Social media, and in particularly good and effective social media, is not something that happens over night. Parties and candidates cannot just jump on Facebook/Twitter/Instagram/Youtube 8 weeks out from an election and expect to get a return. As well, social media is a means, not an end. No matter how good your social media campaign is, if you don’t have a product or policy that people want, you aren’t going to achieve anything.
The Internet Party did a good job trying to combat the first issue, social media not happening overnight. They started working on building a profile and following in March, this was before they had even selected a leader, or established any policy. They took the long game. They knew that media attention would help. But they also knew that the people they were trying to reach and connect with weren’t likely to be exposed to the mainstream media. Or if they were, the Internet Party felt they would not get an accurate portrayal. So their social media was there to try and combat this, and reach people who would not otherwise be reached. Now if this was successful or not is a debate for another day.
However the fact that they place so much weight in the use of social media is an indication that they realised what they were up against. This has been backed up by research released just before the election. The NZ Election Data Consortium assessed the answers to Roy Morgan polling from July 2011 to April 2014. They found the following:
In total, 43 percent of likely enrolled non-voters said they never read a newspaper, compared to 26 percent of all voters. Yet, 47 percent of non-voters say they are heavy users of the internet (more than 15 hours per week), compared to just one-third of actual voters.
So there is evidence to back the Internet Party’s approach to campaigning, there is a significant number of people out there who don’t vote and don’t read papers. So if you are going to try and reach these people, then social media and internet advertising is the way to do it.
However, as the Internet Mana Party results show, the effectiveness of this approach can’t be counted on. Now there are many elements that influenced the result for Internet Mana. But despite their, generally, well run social media campaign, it wasn’t able to over come the other elements.

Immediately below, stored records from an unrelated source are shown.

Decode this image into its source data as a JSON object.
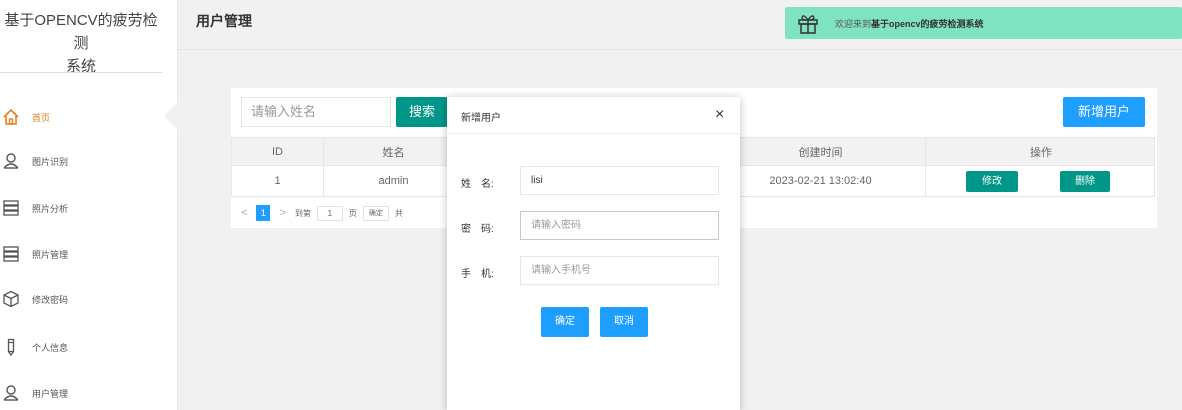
{
  "app": {
    "title_line1": "基于OPENCV的疲劳检测",
    "title_line2": "系统"
  },
  "sidebar": {
    "items": [
      {
        "label": "首页",
        "icon": "home-icon",
        "active": true
      },
      {
        "label": "图片识别",
        "icon": "user-icon"
      },
      {
        "label": "照片分析",
        "icon": "server-icon"
      },
      {
        "label": "照片管理",
        "icon": "server-icon"
      },
      {
        "label": "修改密码",
        "icon": "cube-icon"
      },
      {
        "label": "个人信息",
        "icon": "pencil-icon"
      },
      {
        "label": "用户管理",
        "icon": "user-icon"
      }
    ]
  },
  "header": {
    "title": "用户管理",
    "welcome_prefix": "欢迎来到",
    "welcome_bold": "基于opencv的疲劳检测系统"
  },
  "toolbar": {
    "search_placeholder": "请输入姓名",
    "search_label": "搜索",
    "add_label": "新增用户"
  },
  "table": {
    "columns": [
      "ID",
      "姓名",
      "创建时间",
      "操作"
    ],
    "rows": [
      {
        "id": "1",
        "name": "admin",
        "created": "2023-02-21 13:02:40"
      }
    ],
    "edit_label": "修改",
    "delete_label": "删除"
  },
  "pager": {
    "prev": "<",
    "current": "1",
    "next": ">",
    "goto_label": "到第",
    "goto_value": "1",
    "page_unit": "页",
    "ok_label": "确定",
    "total_label": "共"
  },
  "modal": {
    "title": "新增用户",
    "close": "×",
    "fields": [
      {
        "label": "姓　名:",
        "value": "lisi",
        "placeholder": ""
      },
      {
        "label": "密　码:",
        "value": "",
        "placeholder": "请输入密码"
      },
      {
        "label": "手　机:",
        "value": "",
        "placeholder": "请输入手机号"
      }
    ],
    "ok_label": "确定",
    "cancel_label": "取消"
  },
  "colors": {
    "primary": "#1e9fff",
    "teal": "#009688",
    "welcome_bg": "#7fe3c2",
    "active_nav": "#e67e22"
  }
}
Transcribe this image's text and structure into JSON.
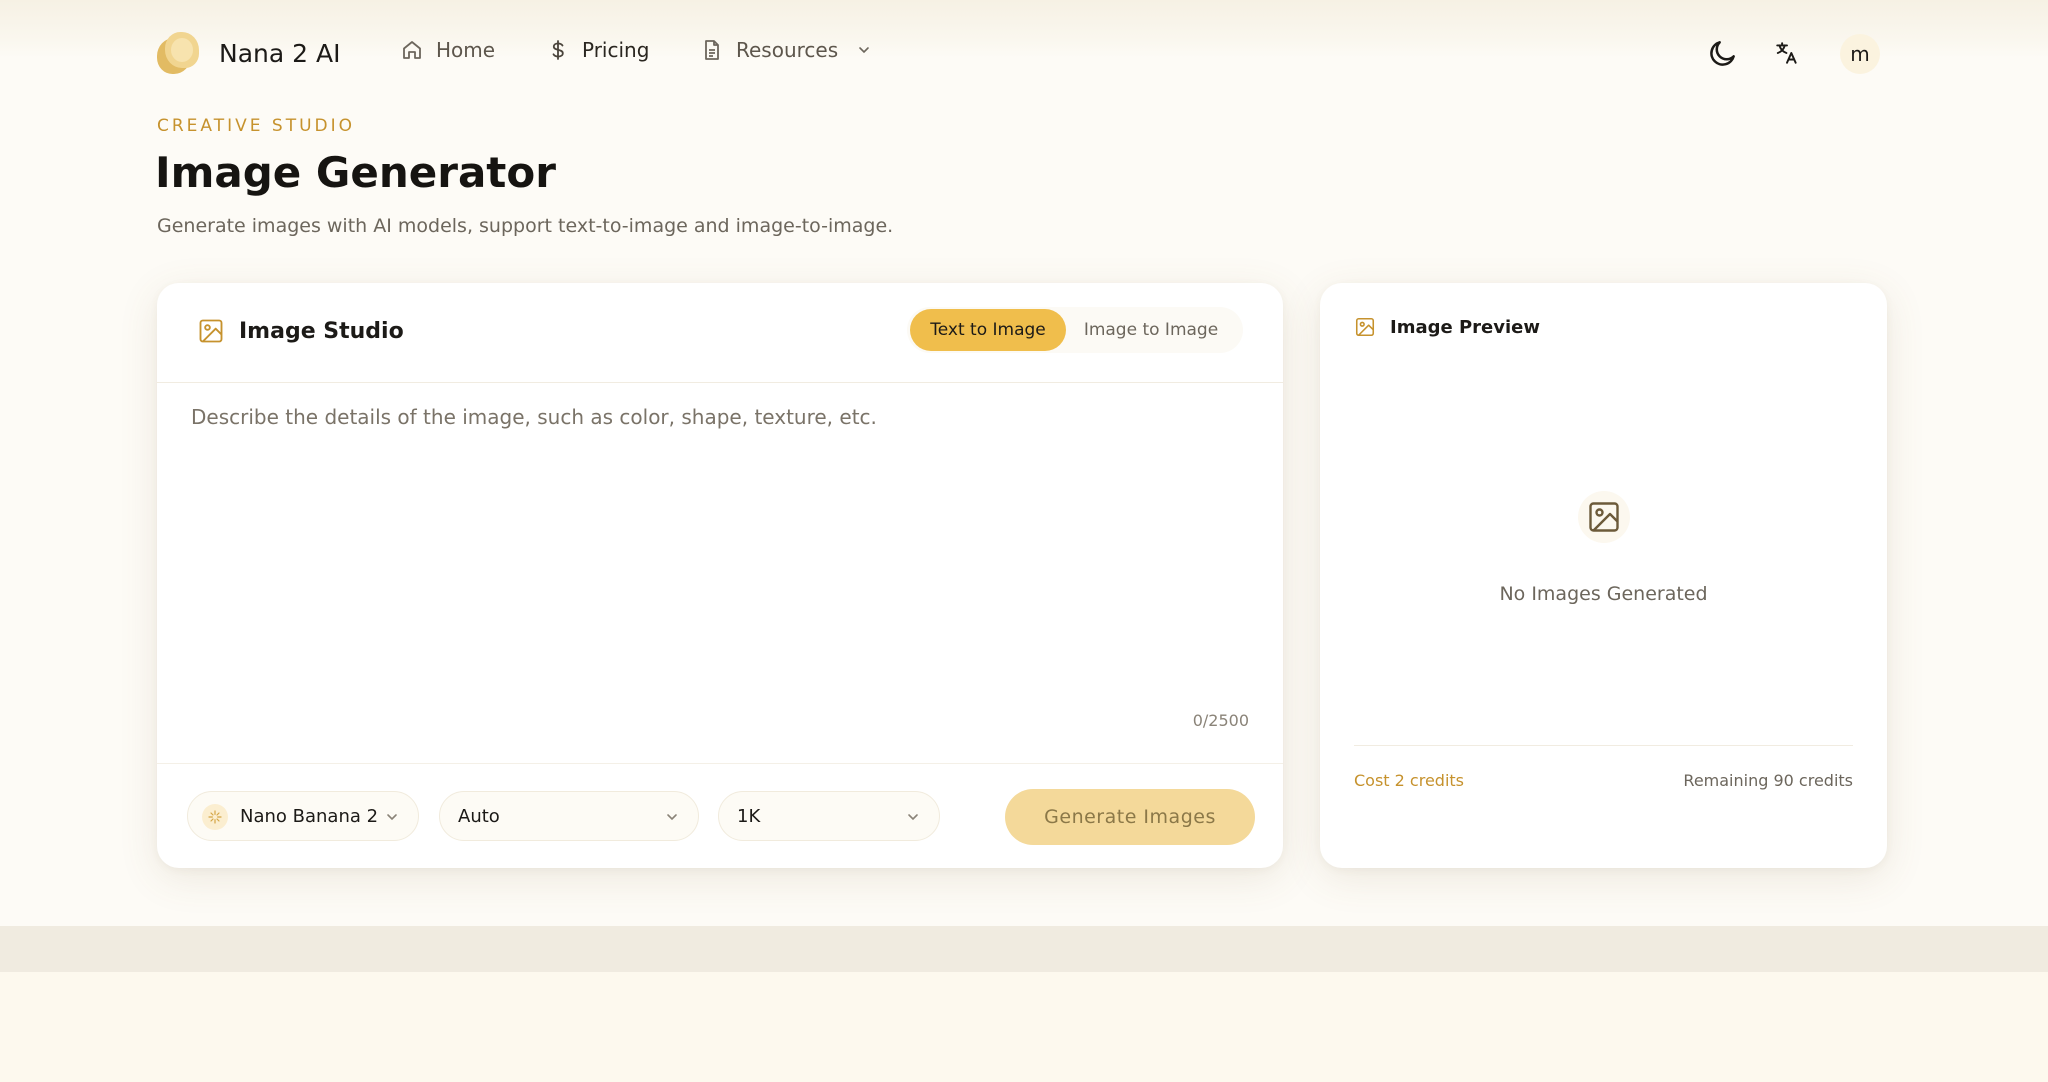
{
  "brand": {
    "name": "Nana 2 AI"
  },
  "nav": {
    "home": "Home",
    "pricing": "Pricing",
    "resources": "Resources",
    "avatar_initial": "m"
  },
  "header": {
    "eyebrow": "CREATIVE STUDIO",
    "title": "Image Generator",
    "subtitle": "Generate images with AI models, support text-to-image and image-to-image."
  },
  "studio": {
    "title": "Image Studio",
    "modes": [
      "Text to Image",
      "Image to Image"
    ],
    "active_mode": "Text to Image",
    "prompt_placeholder": "Describe the details of the image, such as color, shape, texture, etc.",
    "prompt_value": "",
    "counter": "0/2500",
    "model": "Nano Banana 2",
    "aspect_ratio": "Auto",
    "resolution": "1K",
    "generate_label": "Generate Images"
  },
  "preview": {
    "title": "Image Preview",
    "empty_text": "No Images Generated",
    "cost": "Cost 2 credits",
    "remaining": "Remaining 90 credits"
  },
  "colors": {
    "accent": "#f0be4c",
    "accent_text": "#c6922d",
    "background": "#fdfbf6"
  }
}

But that shouldn’t be taken as case proven that social media is not effective.
I am sure if you asked a number of people, you would get similar comments about hoardings not work that you get about social media. It is just another tool. But it is a tool that needs to be well run, but also needs to have a product, or policy, that people are willing to buy.

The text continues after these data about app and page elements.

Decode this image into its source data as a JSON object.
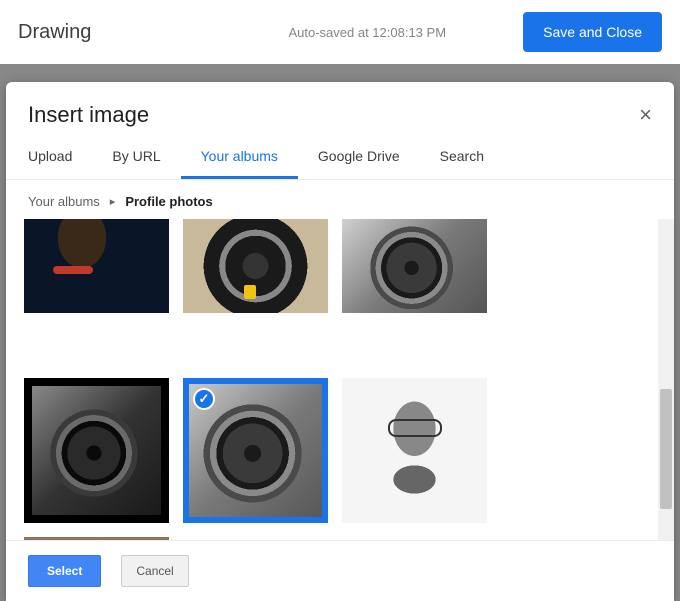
{
  "topbar": {
    "title": "Drawing",
    "autosave": "Auto-saved at 12:08:13 PM",
    "save_button": "Save and Close"
  },
  "modal": {
    "title": "Insert image",
    "tabs": [
      "Upload",
      "By URL",
      "Your albums",
      "Google Drive",
      "Search"
    ],
    "active_tab_index": 2,
    "breadcrumb": {
      "root": "Your albums",
      "current": "Profile photos"
    },
    "footer": {
      "select": "Select",
      "cancel": "Cancel"
    },
    "thumbs": {
      "selected_index": 4
    }
  }
}
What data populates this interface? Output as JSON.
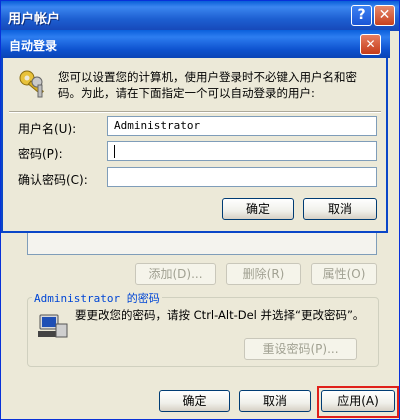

So what do I expect to see now that the election campaign is over, and the next one is starting for some? Parties will be trying to build profile and followers. I expect to see content from Labour and the Greens that will be aimed at getting followers to share it, to get more people on board. It will be content aimed at getting people to join the party. However what needs to be done is for parties and MPs to work together. To try and build wide spread networks of followers who will be willing to spread the message. It is all good and well MPs blindly retweeting graphics form the party account, but if they are graphics or tweets that don’t connect with their followers, is there any point? Take Raymond Huo as an example, I know he isn’t in Parliament now but bare with me. His constituency was the Chinese community, and to a lesser extent the new migrant community. Is there any point in him sharing a graphic about say Maori education polices? Would he not be better off sharing a graphic about something that is going to connect with the community he represents?
They also need to remember that social media is as much about listening and learning from your communities as it is about talking to them. Learn from parties elsewhere in the world and the commercial sector. Look at accounts that do well, that get a lot of engagement, see what they do and see if your party, or MPs, can do similar things.

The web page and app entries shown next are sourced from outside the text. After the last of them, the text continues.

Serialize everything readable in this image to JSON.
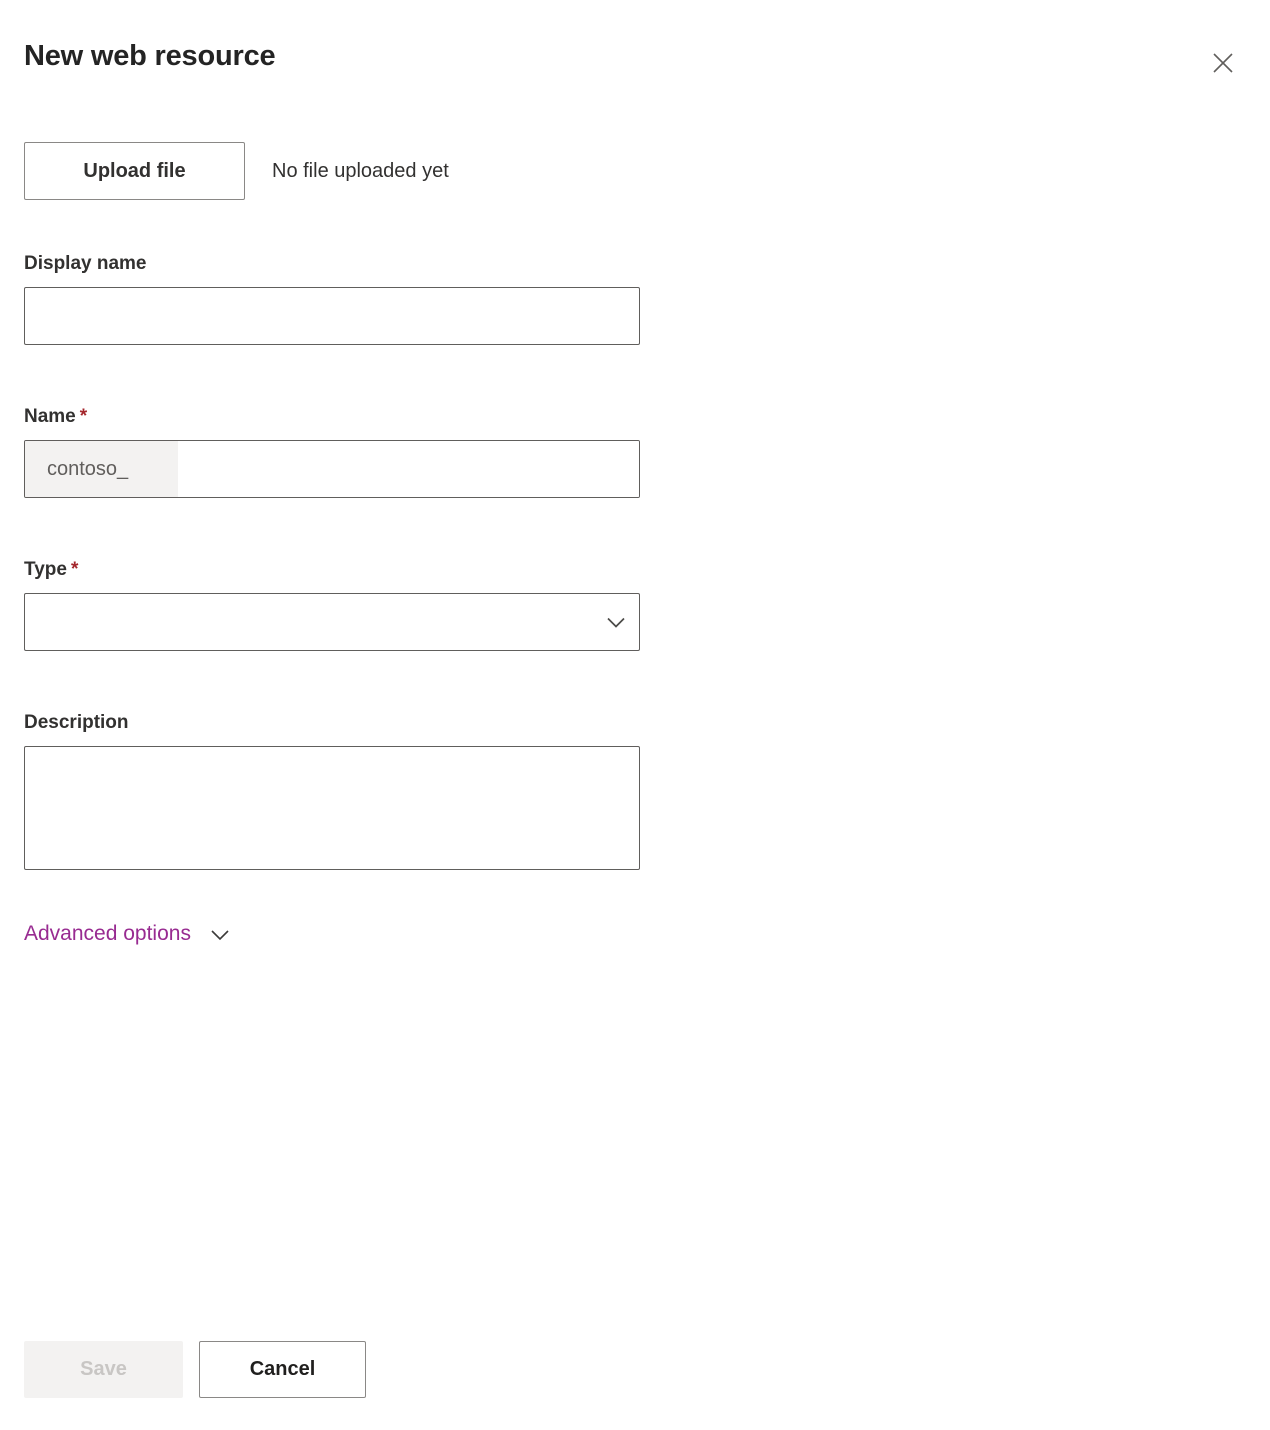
{
  "panel": {
    "title": "New web resource",
    "close_icon": "close-icon"
  },
  "upload": {
    "button_label": "Upload file",
    "status_text": "No file uploaded yet"
  },
  "fields": {
    "display_name": {
      "label": "Display name",
      "value": "",
      "placeholder": ""
    },
    "name": {
      "label": "Name",
      "required_marker": "*",
      "prefix": "contoso_",
      "value": "",
      "placeholder": ""
    },
    "type": {
      "label": "Type",
      "required_marker": "*",
      "value": "",
      "chevron_icon": "chevron-down-icon"
    },
    "description": {
      "label": "Description",
      "value": "",
      "placeholder": ""
    }
  },
  "advanced": {
    "label": "Advanced options",
    "chevron_icon": "chevron-down-icon"
  },
  "footer": {
    "save_label": "Save",
    "cancel_label": "Cancel"
  },
  "colors": {
    "accent_purple": "#982b91",
    "required_red": "#a4262c",
    "text_primary": "#323130",
    "border": "#605e5c",
    "disabled_bg": "#f3f2f1",
    "disabled_text": "#c8c6c4"
  }
}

If parties want to be able to generate any noticeable return from social media leading into the next election, they need to start working now. They need to plan who is going to try and connect with which constituency, and how they are going to do that, and they need to plan that now. There is no point in waiting for the next election cycle to come around. As the military would say, plan the fight and fight the plan.